■ BRIEF:
Give an exact copy of every entry.

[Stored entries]
+---+

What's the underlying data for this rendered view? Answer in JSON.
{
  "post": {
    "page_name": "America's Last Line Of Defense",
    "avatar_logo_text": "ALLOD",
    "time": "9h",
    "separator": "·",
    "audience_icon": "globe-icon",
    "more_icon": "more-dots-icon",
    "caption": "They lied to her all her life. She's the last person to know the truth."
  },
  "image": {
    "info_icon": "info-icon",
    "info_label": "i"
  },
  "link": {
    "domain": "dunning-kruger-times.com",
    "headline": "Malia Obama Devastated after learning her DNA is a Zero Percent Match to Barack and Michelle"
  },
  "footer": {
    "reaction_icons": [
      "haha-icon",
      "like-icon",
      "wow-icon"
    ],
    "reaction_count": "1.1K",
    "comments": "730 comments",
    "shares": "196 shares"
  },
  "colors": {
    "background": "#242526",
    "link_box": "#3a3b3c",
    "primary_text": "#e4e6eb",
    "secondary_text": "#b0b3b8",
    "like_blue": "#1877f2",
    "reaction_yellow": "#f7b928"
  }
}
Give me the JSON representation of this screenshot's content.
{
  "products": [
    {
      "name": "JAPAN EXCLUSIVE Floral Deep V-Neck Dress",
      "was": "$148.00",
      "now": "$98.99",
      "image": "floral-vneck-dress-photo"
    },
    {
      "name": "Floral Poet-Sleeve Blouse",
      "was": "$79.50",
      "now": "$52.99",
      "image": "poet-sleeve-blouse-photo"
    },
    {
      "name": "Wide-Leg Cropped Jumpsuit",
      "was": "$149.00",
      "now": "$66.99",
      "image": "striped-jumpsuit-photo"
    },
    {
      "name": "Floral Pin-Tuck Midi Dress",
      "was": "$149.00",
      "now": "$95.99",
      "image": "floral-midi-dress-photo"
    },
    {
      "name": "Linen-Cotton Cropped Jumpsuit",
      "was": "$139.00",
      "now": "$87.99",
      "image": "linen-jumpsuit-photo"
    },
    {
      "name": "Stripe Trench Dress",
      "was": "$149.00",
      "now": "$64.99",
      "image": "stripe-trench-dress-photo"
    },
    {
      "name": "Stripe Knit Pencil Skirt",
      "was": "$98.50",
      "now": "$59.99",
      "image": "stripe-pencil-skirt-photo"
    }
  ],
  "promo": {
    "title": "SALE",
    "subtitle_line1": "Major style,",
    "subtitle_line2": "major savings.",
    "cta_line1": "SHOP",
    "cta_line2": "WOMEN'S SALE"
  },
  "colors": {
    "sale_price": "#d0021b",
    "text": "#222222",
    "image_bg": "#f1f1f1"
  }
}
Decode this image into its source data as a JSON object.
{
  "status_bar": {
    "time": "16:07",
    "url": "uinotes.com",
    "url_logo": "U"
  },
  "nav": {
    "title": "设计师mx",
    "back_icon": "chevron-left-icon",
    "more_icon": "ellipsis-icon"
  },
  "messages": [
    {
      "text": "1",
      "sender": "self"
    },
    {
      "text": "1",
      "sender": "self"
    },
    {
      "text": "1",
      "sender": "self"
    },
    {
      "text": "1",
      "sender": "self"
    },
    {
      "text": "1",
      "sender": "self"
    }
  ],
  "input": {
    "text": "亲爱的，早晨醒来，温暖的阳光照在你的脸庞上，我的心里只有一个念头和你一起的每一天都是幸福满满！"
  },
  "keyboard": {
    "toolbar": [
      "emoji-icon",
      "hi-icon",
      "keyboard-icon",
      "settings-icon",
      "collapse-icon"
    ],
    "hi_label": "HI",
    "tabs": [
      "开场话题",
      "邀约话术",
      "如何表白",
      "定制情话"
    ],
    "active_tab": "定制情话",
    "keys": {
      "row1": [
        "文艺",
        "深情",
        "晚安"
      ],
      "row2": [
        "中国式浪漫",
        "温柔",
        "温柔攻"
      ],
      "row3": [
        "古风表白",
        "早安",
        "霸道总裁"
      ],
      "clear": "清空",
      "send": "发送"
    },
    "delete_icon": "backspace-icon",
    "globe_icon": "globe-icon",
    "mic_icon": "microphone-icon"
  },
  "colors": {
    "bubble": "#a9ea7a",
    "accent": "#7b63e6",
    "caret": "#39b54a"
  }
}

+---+

■ SOLUTION BELOW:
What's the underlying data for this rendered view? Answer in JSON.
{
  "post": {
    "page_name": "America's Last Line Of Defense",
    "avatar_logo_text": "ALLOD",
    "time": "9h",
    "separator": "·",
    "audience_icon": "globe-icon",
    "more_icon": "more-dots-icon",
    "caption": "They lied to her all her life. She's the last person to know the truth."
  },
  "image": {
    "info_icon": "info-icon",
    "info_label": "i"
  },
  "link": {
    "domain": "dunning-kruger-times.com",
    "headline": "Malia Obama Devastated after learning her DNA is a Zero Percent Match to Barack and Michelle"
  },
  "footer": {
    "reaction_icons": [
      "haha-icon",
      "like-icon",
      "wow-icon"
    ],
    "reaction_count": "1.1K",
    "comments": "730 comments",
    "shares": "196 shares"
  },
  "colors": {
    "background": "#242526",
    "link_box": "#3a3b3c",
    "primary_text": "#e4e6eb",
    "secondary_text": "#b0b3b8",
    "like_blue": "#1877f2",
    "reaction_yellow": "#f7b928"
  }
}
Give me the JSON representation of this screenshot's content.
{
  "products": [
    {
      "name": "JAPAN EXCLUSIVE Floral Deep V-Neck Dress",
      "was": "$148.00",
      "now": "$98.99",
      "image": "floral-vneck-dress-photo"
    },
    {
      "name": "Floral Poet-Sleeve Blouse",
      "was": "$79.50",
      "now": "$52.99",
      "image": "poet-sleeve-blouse-photo"
    },
    {
      "name": "Wide-Leg Cropped Jumpsuit",
      "was": "$149.00",
      "now": "$66.99",
      "image": "striped-jumpsuit-photo"
    },
    {
      "name": "Floral Pin-Tuck Midi Dress",
      "was": "$149.00",
      "now": "$95.99",
      "image": "floral-midi-dress-photo"
    },
    {
      "name": "Linen-Cotton Cropped Jumpsuit",
      "was": "$139.00",
      "now": "$87.99",
      "image": "linen-jumpsuit-photo"
    },
    {
      "name": "Stripe Trench Dress",
      "was": "$149.00",
      "now": "$64.99",
      "image": "stripe-trench-dress-photo"
    },
    {
      "name": "Stripe Knit Pencil Skirt",
      "was": "$98.50",
      "now": "$59.99",
      "image": "stripe-pencil-skirt-photo"
    }
  ],
  "promo": {
    "title": "SALE",
    "subtitle_line1": "Major style,",
    "subtitle_line2": "major savings.",
    "cta_line1": "SHOP",
    "cta_line2": "WOMEN'S SALE"
  },
  "colors": {
    "sale_price": "#d0021b",
    "text": "#222222",
    "image_bg": "#f1f1f1"
  }
}
Decode this image into its source data as a JSON object.
{
  "status_bar": {
    "time": "16:07",
    "url": "uinotes.com",
    "url_logo": "U"
  },
  "nav": {
    "title": "设计师mx",
    "back_icon": "chevron-left-icon",
    "more_icon": "ellipsis-icon"
  },
  "messages": [
    {
      "text": "1",
      "sender": "self"
    },
    {
      "text": "1",
      "sender": "self"
    },
    {
      "text": "1",
      "sender": "self"
    },
    {
      "text": "1",
      "sender": "self"
    },
    {
      "text": "1",
      "sender": "self"
    }
  ],
  "input": {
    "text": "亲爱的，早晨醒来，温暖的阳光照在你的脸庞上，我的心里只有一个念头和你一起的每一天都是幸福满满！"
  },
  "keyboard": {
    "toolbar": [
      "emoji-icon",
      "hi-icon",
      "keyboard-icon",
      "settings-icon",
      "collapse-icon"
    ],
    "hi_label": "HI",
    "tabs": [
      "开场话题",
      "邀约话术",
      "如何表白",
      "定制情话"
    ],
    "active_tab": "定制情话",
    "keys": {
      "row1": [
        "文艺",
        "深情",
        "晚安"
      ],
      "row2": [
        "中国式浪漫",
        "温柔",
        "温柔攻"
      ],
      "row3": [
        "古风表白",
        "早安",
        "霸道总裁"
      ],
      "clear": "清空",
      "send": "发送"
    },
    "delete_icon": "backspace-icon",
    "globe_icon": "globe-icon",
    "mic_icon": "microphone-icon"
  },
  "colors": {
    "bubble": "#a9ea7a",
    "accent": "#7b63e6",
    "caret": "#39b54a"
  }
}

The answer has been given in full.